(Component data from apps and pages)
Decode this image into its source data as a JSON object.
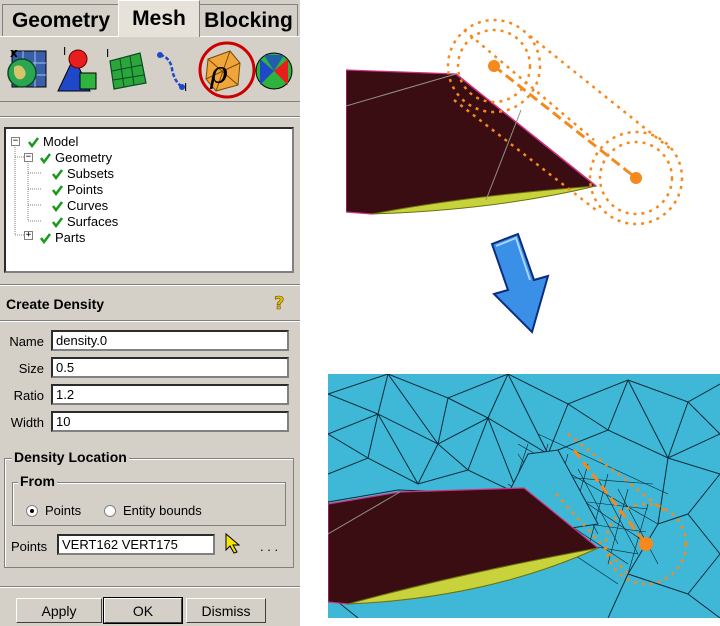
{
  "tabs": [
    {
      "label": "Geometry"
    },
    {
      "label": "Mesh"
    },
    {
      "label": "Blocking"
    }
  ],
  "toolbar": {
    "icons": [
      "global-mesh-setup-icon",
      "part-mesh-setup-icon",
      "surface-mesh-setup-icon",
      "curve-mesh-setup-icon",
      "create-density-icon",
      "build-topology-icon"
    ],
    "highlight_color": "#cc0000"
  },
  "tree": {
    "root": "Model",
    "geometry": "Geometry",
    "items": [
      "Subsets",
      "Points",
      "Curves",
      "Surfaces"
    ],
    "parts": "Parts"
  },
  "form": {
    "title": "Create Density",
    "help_icon": "help-question-icon",
    "fields": {
      "name": {
        "label": "Name",
        "value": "density.0"
      },
      "size": {
        "label": "Size",
        "value": "0.5"
      },
      "ratio": {
        "label": "Ratio",
        "value": "1.2"
      },
      "width": {
        "label": "Width",
        "value": "10"
      }
    },
    "location_group": "Density Location",
    "from_group": "From",
    "radio_points": "Points",
    "radio_entity": "Entity bounds",
    "points_label": "Points",
    "points_value": "VERT162 VERT175",
    "ellipsis": ". . ."
  },
  "buttons": {
    "apply": "Apply",
    "ok": "OK",
    "dismiss": "Dismiss"
  },
  "colors": {
    "panel": "#d4d0c8",
    "wing_dark": "#3a0d12",
    "wing_edge": "#c8d23a",
    "density_orange": "#f5891e",
    "mesh_bg": "#3fb8d8",
    "arrow_blue": "#3a8fe6"
  }
}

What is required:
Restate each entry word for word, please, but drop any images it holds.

Response to the task:
Decode this image into its source data as a JSON object.
{
  "tabs": [
    {
      "label": "Geometry"
    },
    {
      "label": "Mesh"
    },
    {
      "label": "Blocking"
    }
  ],
  "toolbar": {
    "icons": [
      "global-mesh-setup-icon",
      "part-mesh-setup-icon",
      "surface-mesh-setup-icon",
      "curve-mesh-setup-icon",
      "create-density-icon",
      "build-topology-icon"
    ],
    "highlight_color": "#cc0000"
  },
  "tree": {
    "root": "Model",
    "geometry": "Geometry",
    "items": [
      "Subsets",
      "Points",
      "Curves",
      "Surfaces"
    ],
    "parts": "Parts"
  },
  "form": {
    "title": "Create Density",
    "help_icon": "help-question-icon",
    "fields": {
      "name": {
        "label": "Name",
        "value": "density.0"
      },
      "size": {
        "label": "Size",
        "value": "0.5"
      },
      "ratio": {
        "label": "Ratio",
        "value": "1.2"
      },
      "width": {
        "label": "Width",
        "value": "10"
      }
    },
    "location_group": "Density Location",
    "from_group": "From",
    "radio_points": "Points",
    "radio_entity": "Entity bounds",
    "points_label": "Points",
    "points_value": "VERT162 VERT175",
    "ellipsis": ". . ."
  },
  "buttons": {
    "apply": "Apply",
    "ok": "OK",
    "dismiss": "Dismiss"
  },
  "colors": {
    "panel": "#d4d0c8",
    "wing_dark": "#3a0d12",
    "wing_edge": "#c8d23a",
    "density_orange": "#f5891e",
    "mesh_bg": "#3fb8d8",
    "arrow_blue": "#3a8fe6"
  }
}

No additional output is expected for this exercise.